Warren Fraleigh, executive director of the Building Trades of Alberta, spoke with Trudeau on Monday night about what Ottawa can do to help the 75,000 members of 16 unions weather the economic downturn.
“I think he gets it. We walked out of that meeting believing the prime minister meaningfully understands what our issues are and he is looking for ways to help us,” Fraleigh said Tuesday.
“They are truly interested and concerned about the challenges here in Alberta.”
Thousands of skilled workers from other provinces who were flying in and out of Alberta to work have been laid off and have gone home.
There are enough construction and facility maintenance projects to keep many of the workers who remain in the province on the job over the next few months, but they are expected to feel the crunch later this year and in 2017, Fraleigh said.
The unions want the federal government to do what it can to keep its members working, including those who are trying to complete their apprenticeships.
Fraleigh said they have asked Trudeau to broaden the definition of projects that could receive federal infrastructure money beyond roads, schools and public buildings.
Part of the goal is to ensure that this force of skilled tradespeople such as pipefitters, boilermakers, electricians and welders doesn’t melt away before the economy picks up again.
Fraleigh said Trudeau didn’t make any promises, but appreciates that these people will be needed when the price of oil rebounds.
The federal government has been saying it wants to expedite $13 billion in existing national infrastructure cash allocated in 2014-15 by the previous Conservative government, but never spent. Of that sum, $704 million is earmarked for Alberta.
The building trades also want the federal government to improve and simplify the Employment Insurance system.
Skilled workers in other provinces hurting from the downturn also stand to benefit if Trudeau delivers, said Robert Blakely, spokesman for Canada’s Building Trades.
Blakely said there is hope that a measured response from Ottawa, with input from the labour movement, will lead to better programs.

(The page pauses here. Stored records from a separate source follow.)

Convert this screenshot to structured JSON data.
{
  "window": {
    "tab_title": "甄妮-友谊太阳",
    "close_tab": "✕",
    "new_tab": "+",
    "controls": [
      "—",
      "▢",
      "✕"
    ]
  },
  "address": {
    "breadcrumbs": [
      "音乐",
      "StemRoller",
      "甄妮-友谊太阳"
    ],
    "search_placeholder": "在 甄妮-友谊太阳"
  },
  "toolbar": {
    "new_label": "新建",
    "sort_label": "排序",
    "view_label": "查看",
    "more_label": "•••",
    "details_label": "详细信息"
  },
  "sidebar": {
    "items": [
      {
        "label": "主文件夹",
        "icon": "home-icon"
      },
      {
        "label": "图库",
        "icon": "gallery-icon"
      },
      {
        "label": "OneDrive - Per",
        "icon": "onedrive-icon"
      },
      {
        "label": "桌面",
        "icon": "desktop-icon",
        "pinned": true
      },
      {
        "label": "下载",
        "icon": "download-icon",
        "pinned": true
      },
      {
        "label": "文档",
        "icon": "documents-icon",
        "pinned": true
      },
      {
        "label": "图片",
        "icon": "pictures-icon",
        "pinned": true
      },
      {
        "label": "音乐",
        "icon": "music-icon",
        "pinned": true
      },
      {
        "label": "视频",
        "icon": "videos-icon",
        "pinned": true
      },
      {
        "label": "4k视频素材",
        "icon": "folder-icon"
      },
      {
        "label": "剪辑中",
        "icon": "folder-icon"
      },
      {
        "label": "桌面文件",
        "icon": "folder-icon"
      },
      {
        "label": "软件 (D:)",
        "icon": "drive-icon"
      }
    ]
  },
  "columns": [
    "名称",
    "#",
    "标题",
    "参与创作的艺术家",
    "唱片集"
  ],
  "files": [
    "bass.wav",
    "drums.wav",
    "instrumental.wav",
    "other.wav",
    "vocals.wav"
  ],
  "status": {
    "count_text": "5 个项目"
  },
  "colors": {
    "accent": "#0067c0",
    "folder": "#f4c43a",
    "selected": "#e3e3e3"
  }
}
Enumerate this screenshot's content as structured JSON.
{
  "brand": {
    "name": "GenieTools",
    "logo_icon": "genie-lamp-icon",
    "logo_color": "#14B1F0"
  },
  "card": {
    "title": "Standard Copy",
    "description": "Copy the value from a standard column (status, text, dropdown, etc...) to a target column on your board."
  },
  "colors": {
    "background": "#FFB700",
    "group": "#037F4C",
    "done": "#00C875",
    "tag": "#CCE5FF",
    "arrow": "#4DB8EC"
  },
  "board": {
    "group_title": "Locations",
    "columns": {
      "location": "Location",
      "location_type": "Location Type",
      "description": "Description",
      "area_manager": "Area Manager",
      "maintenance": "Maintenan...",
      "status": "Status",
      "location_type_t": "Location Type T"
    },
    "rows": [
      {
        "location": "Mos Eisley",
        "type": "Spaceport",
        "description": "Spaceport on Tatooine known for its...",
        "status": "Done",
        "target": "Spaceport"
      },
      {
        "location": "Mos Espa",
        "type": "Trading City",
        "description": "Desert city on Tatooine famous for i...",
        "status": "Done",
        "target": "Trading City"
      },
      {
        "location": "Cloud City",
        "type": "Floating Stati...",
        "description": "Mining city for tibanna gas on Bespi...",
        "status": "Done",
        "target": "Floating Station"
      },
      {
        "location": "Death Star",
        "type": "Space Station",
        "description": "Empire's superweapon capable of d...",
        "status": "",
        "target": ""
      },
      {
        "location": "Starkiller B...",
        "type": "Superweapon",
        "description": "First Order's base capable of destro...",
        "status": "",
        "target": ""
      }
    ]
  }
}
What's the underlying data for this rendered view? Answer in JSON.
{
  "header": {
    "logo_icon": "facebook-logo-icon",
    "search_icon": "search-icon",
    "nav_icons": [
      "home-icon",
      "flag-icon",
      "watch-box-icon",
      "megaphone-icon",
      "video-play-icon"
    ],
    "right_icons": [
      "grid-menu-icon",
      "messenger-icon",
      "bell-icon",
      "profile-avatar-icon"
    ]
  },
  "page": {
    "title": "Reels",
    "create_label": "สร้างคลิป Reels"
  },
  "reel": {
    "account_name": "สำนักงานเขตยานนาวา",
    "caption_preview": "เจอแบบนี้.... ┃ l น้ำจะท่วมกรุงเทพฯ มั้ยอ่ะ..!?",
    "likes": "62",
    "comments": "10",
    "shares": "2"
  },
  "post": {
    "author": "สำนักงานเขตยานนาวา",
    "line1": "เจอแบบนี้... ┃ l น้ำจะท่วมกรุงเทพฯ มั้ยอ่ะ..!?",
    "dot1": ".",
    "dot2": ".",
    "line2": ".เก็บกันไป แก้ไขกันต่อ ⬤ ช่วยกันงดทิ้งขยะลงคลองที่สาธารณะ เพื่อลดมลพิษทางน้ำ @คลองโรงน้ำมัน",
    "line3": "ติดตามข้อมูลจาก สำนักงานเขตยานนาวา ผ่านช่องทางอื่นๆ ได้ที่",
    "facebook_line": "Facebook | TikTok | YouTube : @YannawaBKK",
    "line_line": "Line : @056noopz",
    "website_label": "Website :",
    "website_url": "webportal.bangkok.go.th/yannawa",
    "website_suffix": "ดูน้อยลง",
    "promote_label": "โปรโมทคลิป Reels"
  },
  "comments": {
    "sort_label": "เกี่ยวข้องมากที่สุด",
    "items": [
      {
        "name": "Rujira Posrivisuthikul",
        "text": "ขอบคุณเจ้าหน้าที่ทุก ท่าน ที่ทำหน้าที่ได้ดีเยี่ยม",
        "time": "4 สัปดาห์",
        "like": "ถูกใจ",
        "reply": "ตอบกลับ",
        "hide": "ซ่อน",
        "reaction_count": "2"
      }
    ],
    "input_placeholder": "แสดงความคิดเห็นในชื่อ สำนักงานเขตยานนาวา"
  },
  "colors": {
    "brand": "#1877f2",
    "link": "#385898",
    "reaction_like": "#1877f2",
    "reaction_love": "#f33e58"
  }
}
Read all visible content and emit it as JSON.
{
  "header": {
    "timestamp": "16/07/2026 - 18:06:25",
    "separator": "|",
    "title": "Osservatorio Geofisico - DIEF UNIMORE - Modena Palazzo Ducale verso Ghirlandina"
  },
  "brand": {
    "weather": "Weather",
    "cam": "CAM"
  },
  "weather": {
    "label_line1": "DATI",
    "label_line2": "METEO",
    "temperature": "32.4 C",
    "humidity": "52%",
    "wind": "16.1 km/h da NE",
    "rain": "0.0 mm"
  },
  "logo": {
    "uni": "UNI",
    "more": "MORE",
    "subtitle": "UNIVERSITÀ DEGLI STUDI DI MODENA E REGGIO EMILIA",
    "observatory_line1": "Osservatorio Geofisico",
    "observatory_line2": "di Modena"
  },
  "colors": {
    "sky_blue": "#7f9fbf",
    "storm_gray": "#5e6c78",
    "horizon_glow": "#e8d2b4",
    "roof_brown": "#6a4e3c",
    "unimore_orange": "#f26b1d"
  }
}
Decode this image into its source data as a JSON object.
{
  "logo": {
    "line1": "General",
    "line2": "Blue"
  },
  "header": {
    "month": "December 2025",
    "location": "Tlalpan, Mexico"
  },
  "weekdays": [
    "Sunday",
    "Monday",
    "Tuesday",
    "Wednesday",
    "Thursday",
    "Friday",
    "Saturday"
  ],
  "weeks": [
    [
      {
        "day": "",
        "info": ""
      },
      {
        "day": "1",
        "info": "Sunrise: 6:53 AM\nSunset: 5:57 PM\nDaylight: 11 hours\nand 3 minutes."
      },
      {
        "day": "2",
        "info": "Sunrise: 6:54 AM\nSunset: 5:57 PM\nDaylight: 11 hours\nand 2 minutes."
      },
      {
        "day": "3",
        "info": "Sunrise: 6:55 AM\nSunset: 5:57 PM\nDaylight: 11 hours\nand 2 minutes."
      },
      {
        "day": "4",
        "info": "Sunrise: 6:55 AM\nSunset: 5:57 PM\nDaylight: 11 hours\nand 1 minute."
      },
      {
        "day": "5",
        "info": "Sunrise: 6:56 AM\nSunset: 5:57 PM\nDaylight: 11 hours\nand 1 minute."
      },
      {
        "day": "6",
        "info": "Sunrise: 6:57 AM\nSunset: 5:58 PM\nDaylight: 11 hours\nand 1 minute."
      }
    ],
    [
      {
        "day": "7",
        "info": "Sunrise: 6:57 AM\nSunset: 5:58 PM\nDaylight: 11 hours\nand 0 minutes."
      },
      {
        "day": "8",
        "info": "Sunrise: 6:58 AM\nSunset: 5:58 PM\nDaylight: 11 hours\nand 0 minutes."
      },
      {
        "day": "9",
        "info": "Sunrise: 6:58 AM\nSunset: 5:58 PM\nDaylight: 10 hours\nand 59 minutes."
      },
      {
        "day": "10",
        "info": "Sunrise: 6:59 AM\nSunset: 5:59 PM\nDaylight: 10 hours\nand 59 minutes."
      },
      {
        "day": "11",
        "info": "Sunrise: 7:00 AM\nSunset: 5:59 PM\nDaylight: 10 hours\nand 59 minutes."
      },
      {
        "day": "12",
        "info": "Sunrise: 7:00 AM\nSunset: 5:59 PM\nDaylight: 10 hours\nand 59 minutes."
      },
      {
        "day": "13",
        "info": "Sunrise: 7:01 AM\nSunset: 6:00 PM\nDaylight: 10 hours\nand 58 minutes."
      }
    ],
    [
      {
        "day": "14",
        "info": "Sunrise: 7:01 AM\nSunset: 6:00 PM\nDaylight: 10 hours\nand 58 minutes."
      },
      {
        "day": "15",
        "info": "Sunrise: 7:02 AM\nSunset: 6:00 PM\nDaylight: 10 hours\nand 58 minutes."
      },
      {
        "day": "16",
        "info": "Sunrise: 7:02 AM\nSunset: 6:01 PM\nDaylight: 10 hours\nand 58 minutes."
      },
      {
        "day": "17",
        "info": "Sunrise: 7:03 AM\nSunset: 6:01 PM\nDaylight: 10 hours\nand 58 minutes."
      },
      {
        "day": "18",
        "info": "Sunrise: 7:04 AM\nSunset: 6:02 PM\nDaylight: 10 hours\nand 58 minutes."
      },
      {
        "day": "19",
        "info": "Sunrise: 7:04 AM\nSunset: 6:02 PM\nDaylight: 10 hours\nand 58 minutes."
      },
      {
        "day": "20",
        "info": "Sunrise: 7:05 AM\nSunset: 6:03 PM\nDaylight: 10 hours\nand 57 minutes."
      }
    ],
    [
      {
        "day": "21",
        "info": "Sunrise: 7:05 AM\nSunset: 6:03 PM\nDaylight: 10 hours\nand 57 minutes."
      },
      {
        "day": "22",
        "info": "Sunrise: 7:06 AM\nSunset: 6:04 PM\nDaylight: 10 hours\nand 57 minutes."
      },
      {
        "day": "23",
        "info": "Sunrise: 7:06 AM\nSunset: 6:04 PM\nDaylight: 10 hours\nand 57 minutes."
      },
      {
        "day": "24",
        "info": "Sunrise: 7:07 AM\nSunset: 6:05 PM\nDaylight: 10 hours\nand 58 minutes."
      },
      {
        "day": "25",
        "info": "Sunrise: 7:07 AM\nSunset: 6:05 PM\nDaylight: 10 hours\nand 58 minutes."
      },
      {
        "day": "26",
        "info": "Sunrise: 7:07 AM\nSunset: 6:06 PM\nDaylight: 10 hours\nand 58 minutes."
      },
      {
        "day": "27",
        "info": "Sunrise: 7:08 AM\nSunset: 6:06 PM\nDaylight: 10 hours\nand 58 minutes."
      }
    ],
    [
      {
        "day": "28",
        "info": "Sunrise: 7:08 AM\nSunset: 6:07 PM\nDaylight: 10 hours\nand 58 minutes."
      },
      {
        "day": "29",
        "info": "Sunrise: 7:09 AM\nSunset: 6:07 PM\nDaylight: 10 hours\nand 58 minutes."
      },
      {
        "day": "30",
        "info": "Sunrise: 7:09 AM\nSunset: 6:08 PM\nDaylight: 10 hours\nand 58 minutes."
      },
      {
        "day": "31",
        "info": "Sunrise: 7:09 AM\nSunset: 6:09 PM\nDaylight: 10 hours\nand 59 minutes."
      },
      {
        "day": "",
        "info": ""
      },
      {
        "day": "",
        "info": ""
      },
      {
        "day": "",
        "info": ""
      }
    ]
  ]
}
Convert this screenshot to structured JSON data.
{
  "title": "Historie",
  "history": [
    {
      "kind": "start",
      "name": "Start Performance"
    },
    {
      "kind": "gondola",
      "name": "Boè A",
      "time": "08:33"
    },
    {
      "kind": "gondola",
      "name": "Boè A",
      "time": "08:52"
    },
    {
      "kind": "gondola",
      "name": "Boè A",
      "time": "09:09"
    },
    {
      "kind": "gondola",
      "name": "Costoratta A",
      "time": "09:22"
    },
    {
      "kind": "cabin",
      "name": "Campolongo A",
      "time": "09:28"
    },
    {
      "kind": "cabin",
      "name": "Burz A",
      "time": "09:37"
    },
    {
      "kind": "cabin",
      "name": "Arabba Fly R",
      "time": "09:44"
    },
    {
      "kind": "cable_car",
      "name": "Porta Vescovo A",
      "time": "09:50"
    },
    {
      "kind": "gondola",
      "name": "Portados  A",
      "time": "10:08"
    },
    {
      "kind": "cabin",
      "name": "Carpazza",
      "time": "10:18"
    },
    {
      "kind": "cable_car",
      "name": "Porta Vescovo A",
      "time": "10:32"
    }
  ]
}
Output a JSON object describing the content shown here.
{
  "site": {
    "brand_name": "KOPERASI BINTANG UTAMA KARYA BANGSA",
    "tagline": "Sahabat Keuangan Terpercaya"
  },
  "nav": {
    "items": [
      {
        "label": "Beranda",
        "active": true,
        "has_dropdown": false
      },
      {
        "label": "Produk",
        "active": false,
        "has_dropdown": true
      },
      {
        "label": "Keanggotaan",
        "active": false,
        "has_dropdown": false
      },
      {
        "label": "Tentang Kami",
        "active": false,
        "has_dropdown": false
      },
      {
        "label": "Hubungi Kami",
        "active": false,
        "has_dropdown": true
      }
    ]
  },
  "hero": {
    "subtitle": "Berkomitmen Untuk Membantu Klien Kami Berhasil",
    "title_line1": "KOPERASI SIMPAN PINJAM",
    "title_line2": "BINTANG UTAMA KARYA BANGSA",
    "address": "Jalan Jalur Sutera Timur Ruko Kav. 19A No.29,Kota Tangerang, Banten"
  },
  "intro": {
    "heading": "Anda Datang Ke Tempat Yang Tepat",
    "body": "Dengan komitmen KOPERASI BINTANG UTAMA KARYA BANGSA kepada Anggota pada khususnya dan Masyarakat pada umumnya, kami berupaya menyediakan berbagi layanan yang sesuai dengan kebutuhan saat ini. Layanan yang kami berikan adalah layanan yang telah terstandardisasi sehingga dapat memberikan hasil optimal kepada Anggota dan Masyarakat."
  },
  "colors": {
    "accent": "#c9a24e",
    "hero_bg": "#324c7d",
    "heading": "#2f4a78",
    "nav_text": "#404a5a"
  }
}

He said since the Liberals took office in the fall there is a new spirit that things are going to happen.
“When was the last time a prime minister of Canada when going through Edmonton went and met with the business managers of the construction unions and said, ‘How’s it going and what can I do to help you?,”‘ Blakely said from Ottawa.
“If nothing else, at least he is listening.”